When Kathy Joseph was first getting into wine making almost 34 years ago, there weren’t as many women mentors there are today. In fact, with her success producing sauvignon blanc and pinot noir from both California’s Santa Barbara County and Oregon’s Willamette Valley, she has become one. What she did have, however, was her own version of the traditional entrepreneurial recipe: curiosity, perseverance and more than a little fearlessness.
Her first great mentor, a then-lone wolf named Zelma Long, gave her essential lessons in tasting wine, not to mention evoking what it might look like to be feminine in a world that included work boots, mud, fork lifts and tractors. Later male mentors guided her through vineyards and wineries in many corners of Napa and Sonoma, not to mention toward grad school in the viticulture program at UC Davis—until she decided she didn’t want to be in those familiar wine places at all.
“I had to find a niche,” Joseph says. “I wanted to find places that had promise and where I could be part of their recognition. I had made all those other wines, and I believed I could make them well in a new place.”
Or, as it turned out, two new places. Joseph was part of the wine revolutions that turned both Santa Barbara and Willamette into destinations for pinot noir.

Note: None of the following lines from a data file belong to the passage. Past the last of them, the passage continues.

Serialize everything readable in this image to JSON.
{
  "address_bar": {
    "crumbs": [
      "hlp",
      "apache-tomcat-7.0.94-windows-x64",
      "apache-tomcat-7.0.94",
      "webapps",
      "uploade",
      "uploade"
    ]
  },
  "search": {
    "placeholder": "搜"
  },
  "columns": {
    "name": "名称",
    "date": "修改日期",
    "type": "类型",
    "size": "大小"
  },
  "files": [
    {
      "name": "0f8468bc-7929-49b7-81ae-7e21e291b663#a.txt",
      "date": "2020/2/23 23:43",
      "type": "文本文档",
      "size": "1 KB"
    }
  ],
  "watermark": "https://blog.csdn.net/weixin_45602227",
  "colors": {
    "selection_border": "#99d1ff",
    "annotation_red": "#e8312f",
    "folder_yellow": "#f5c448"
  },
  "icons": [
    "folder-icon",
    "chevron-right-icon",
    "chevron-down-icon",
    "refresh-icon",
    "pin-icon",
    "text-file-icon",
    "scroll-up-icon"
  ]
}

Both are different terroirs, so the pinots they serve up are different from one another. What they do that’s important is reflect upon their regions, upon their now-famous terroirs, in a dazzling way.
At Fiddlehead Cellars, Joseph produces Santa Barbara pinot noirs most notably from Fiddlestix Vineyard in the Santa Rita Hills; and true to their cool climate, the result features notes of cherry cola, star anise and white pepper. Her wines from Oregon, she says, are more feminine, with earthiness and tobacco notes from the valley’s volcanic soils. At one time Joseph traveled to Oregon each year to make them with leased equipment, but then learned her personal results were better if she transported the grapes 900 miles south to Santa Barbara. The one trade-off was that, because of labeling laws, she could then call these wines only “Oregon pinot noir,” even though all the grapes come from a single vineyard in a single district.
Along the way, Joseph has also found time to produce sauvignon blanc, the wonderful white grape of Bordeaux, as though to balance her preeminence with pinot noir, the wonderful red grape of Burgundy. Different iterations of her sauvignon blanc run the gamut from Old World in the style of the Loire Valley to New World with a nod to New Zealand. And she even makes an easygoing (but vineyard-designated) rose called Pink Fiddle that rivals those so popular in Provence.
For all the masculine work boots, mud, fork lifts and tractors filling her life, Joseph launches her rose each year with an everything-pink party the Saturday before Valentine’s Day. “What you don’t know,” she laughs, “is that I’m famous for my parties.”
Click here for an exclusive look at the delish duck recipe created for Fiddlehead 2010 Lollapalooza Pinot Noir by Babette’s Kitchen.